▶ _Task item_
Retype the records below so that each one matches exactly.

[[ Source records, beginning ]]

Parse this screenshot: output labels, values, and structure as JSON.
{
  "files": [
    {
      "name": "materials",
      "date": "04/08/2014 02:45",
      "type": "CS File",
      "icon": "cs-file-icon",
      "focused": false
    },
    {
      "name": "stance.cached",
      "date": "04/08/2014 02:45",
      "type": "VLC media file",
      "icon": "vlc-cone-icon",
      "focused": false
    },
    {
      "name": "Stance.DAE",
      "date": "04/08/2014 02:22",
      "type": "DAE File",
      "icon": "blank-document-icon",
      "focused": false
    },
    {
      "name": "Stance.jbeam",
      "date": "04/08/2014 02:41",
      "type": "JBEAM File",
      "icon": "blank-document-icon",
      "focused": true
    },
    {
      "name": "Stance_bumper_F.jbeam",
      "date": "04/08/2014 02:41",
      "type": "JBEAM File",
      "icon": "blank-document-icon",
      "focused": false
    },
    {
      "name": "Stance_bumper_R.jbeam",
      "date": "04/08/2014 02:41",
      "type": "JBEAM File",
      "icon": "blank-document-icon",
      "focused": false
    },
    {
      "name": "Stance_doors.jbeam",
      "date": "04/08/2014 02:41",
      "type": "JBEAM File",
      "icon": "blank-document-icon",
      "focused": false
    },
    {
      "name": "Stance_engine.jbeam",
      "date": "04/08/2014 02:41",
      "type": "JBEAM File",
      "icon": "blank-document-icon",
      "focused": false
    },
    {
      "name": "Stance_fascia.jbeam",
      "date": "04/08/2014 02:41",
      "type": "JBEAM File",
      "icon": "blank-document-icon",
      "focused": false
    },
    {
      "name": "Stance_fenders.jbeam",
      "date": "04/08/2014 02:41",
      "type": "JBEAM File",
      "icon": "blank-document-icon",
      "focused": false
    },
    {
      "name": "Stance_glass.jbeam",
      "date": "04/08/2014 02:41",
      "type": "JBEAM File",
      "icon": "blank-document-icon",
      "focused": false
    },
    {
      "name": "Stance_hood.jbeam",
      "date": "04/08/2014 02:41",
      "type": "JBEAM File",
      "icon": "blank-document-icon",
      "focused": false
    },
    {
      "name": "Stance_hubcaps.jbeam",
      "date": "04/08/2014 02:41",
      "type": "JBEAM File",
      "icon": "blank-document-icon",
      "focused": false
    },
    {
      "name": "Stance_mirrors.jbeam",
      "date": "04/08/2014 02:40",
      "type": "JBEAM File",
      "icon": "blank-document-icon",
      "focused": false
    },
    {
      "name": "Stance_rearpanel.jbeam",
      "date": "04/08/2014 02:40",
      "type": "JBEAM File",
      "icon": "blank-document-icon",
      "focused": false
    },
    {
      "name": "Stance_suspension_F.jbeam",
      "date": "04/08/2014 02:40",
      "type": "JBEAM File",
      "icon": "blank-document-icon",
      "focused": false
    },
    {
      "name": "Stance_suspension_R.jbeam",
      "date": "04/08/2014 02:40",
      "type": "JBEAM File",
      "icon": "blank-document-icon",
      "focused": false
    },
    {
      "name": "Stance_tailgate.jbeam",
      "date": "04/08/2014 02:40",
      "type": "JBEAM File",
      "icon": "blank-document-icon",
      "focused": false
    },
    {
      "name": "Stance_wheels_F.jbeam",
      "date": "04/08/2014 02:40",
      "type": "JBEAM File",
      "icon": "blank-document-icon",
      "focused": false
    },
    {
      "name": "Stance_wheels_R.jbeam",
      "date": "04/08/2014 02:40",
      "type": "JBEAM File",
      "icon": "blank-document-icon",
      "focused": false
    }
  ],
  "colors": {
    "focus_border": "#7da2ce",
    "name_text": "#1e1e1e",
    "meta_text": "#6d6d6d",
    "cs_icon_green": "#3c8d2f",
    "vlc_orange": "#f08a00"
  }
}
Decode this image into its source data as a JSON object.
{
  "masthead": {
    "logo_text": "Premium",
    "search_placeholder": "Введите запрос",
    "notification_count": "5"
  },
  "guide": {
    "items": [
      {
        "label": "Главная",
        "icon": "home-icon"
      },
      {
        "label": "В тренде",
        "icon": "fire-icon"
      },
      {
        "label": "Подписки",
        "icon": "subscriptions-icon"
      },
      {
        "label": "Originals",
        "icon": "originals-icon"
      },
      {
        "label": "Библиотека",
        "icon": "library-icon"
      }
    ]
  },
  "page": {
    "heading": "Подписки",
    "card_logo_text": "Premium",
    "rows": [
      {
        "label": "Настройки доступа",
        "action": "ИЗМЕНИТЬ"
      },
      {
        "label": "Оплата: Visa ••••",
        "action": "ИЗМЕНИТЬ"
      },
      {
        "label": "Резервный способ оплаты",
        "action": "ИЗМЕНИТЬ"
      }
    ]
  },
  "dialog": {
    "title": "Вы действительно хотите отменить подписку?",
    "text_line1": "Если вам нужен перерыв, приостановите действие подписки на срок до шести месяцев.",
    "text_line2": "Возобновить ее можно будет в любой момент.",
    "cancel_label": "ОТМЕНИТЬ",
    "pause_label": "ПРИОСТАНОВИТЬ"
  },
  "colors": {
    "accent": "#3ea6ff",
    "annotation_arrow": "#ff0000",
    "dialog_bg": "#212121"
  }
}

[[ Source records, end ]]

▶ _Solution to the exercise_
Parse this screenshot: output labels, values, and structure as JSON.
{
  "files": [
    {
      "name": "materials",
      "date": "04/08/2014 02:45",
      "type": "CS File",
      "icon": "cs-file-icon",
      "focused": false
    },
    {
      "name": "stance.cached",
      "date": "04/08/2014 02:45",
      "type": "VLC media file",
      "icon": "vlc-cone-icon",
      "focused": false
    },
    {
      "name": "Stance.DAE",
      "date": "04/08/2014 02:22",
      "type": "DAE File",
      "icon": "blank-document-icon",
      "focused": false
    },
    {
      "name": "Stance.jbeam",
      "date": "04/08/2014 02:41",
      "type": "JBEAM File",
      "icon": "blank-document-icon",
      "focused": true
    },
    {
      "name": "Stance_bumper_F.jbeam",
      "date": "04/08/2014 02:41",
      "type": "JBEAM File",
      "icon": "blank-document-icon",
      "focused": false
    },
    {
      "name": "Stance_bumper_R.jbeam",
      "date": "04/08/2014 02:41",
      "type": "JBEAM File",
      "icon": "blank-document-icon",
      "focused": false
    },
    {
      "name": "Stance_doors.jbeam",
      "date": "04/08/2014 02:41",
      "type": "JBEAM File",
      "icon": "blank-document-icon",
      "focused": false
    },
    {
      "name": "Stance_engine.jbeam",
      "date": "04/08/2014 02:41",
      "type": "JBEAM File",
      "icon": "blank-document-icon",
      "focused": false
    },
    {
      "name": "Stance_fascia.jbeam",
      "date": "04/08/2014 02:41",
      "type": "JBEAM File",
      "icon": "blank-document-icon",
      "focused": false
    },
    {
      "name": "Stance_fenders.jbeam",
      "date": "04/08/2014 02:41",
      "type": "JBEAM File",
      "icon": "blank-document-icon",
      "focused": false
    },
    {
      "name": "Stance_glass.jbeam",
      "date": "04/08/2014 02:41",
      "type": "JBEAM File",
      "icon": "blank-document-icon",
      "focused": false
    },
    {
      "name": "Stance_hood.jbeam",
      "date": "04/08/2014 02:41",
      "type": "JBEAM File",
      "icon": "blank-document-icon",
      "focused": false
    },
    {
      "name": "Stance_hubcaps.jbeam",
      "date": "04/08/2014 02:41",
      "type": "JBEAM File",
      "icon": "blank-document-icon",
      "focused": false
    },
    {
      "name": "Stance_mirrors.jbeam",
      "date": "04/08/2014 02:40",
      "type": "JBEAM File",
      "icon": "blank-document-icon",
      "focused": false
    },
    {
      "name": "Stance_rearpanel.jbeam",
      "date": "04/08/2014 02:40",
      "type": "JBEAM File",
      "icon": "blank-document-icon",
      "focused": false
    },
    {
      "name": "Stance_suspension_F.jbeam",
      "date": "04/08/2014 02:40",
      "type": "JBEAM File",
      "icon": "blank-document-icon",
      "focused": false
    },
    {
      "name": "Stance_suspension_R.jbeam",
      "date": "04/08/2014 02:40",
      "type": "JBEAM File",
      "icon": "blank-document-icon",
      "focused": false
    },
    {
      "name": "Stance_tailgate.jbeam",
      "date": "04/08/2014 02:40",
      "type": "JBEAM File",
      "icon": "blank-document-icon",
      "focused": false
    },
    {
      "name": "Stance_wheels_F.jbeam",
      "date": "04/08/2014 02:40",
      "type": "JBEAM File",
      "icon": "blank-document-icon",
      "focused": false
    },
    {
      "name": "Stance_wheels_R.jbeam",
      "date": "04/08/2014 02:40",
      "type": "JBEAM File",
      "icon": "blank-document-icon",
      "focused": false
    }
  ],
  "colors": {
    "focus_border": "#7da2ce",
    "name_text": "#1e1e1e",
    "meta_text": "#6d6d6d",
    "cs_icon_green": "#3c8d2f",
    "vlc_orange": "#f08a00"
  }
}
Decode this image into its source data as a JSON object.
{
  "masthead": {
    "logo_text": "Premium",
    "search_placeholder": "Введите запрос",
    "notification_count": "5"
  },
  "guide": {
    "items": [
      {
        "label": "Главная",
        "icon": "home-icon"
      },
      {
        "label": "В тренде",
        "icon": "fire-icon"
      },
      {
        "label": "Подписки",
        "icon": "subscriptions-icon"
      },
      {
        "label": "Originals",
        "icon": "originals-icon"
      },
      {
        "label": "Библиотека",
        "icon": "library-icon"
      }
    ]
  },
  "page": {
    "heading": "Подписки",
    "card_logo_text": "Premium",
    "rows": [
      {
        "label": "Настройки доступа",
        "action": "ИЗМЕНИТЬ"
      },
      {
        "label": "Оплата: Visa ••••",
        "action": "ИЗМЕНИТЬ"
      },
      {
        "label": "Резервный способ оплаты",
        "action": "ИЗМЕНИТЬ"
      }
    ]
  },
  "dialog": {
    "title": "Вы действительно хотите отменить подписку?",
    "text_line1": "Если вам нужен перерыв, приостановите действие подписки на срок до шести месяцев.",
    "text_line2": "Возобновить ее можно будет в любой момент.",
    "cancel_label": "ОТМЕНИТЬ",
    "pause_label": "ПРИОСТАНОВИТЬ"
  },
  "colors": {
    "accent": "#3ea6ff",
    "annotation_arrow": "#ff0000",
    "dialog_bg": "#212121"
  }
}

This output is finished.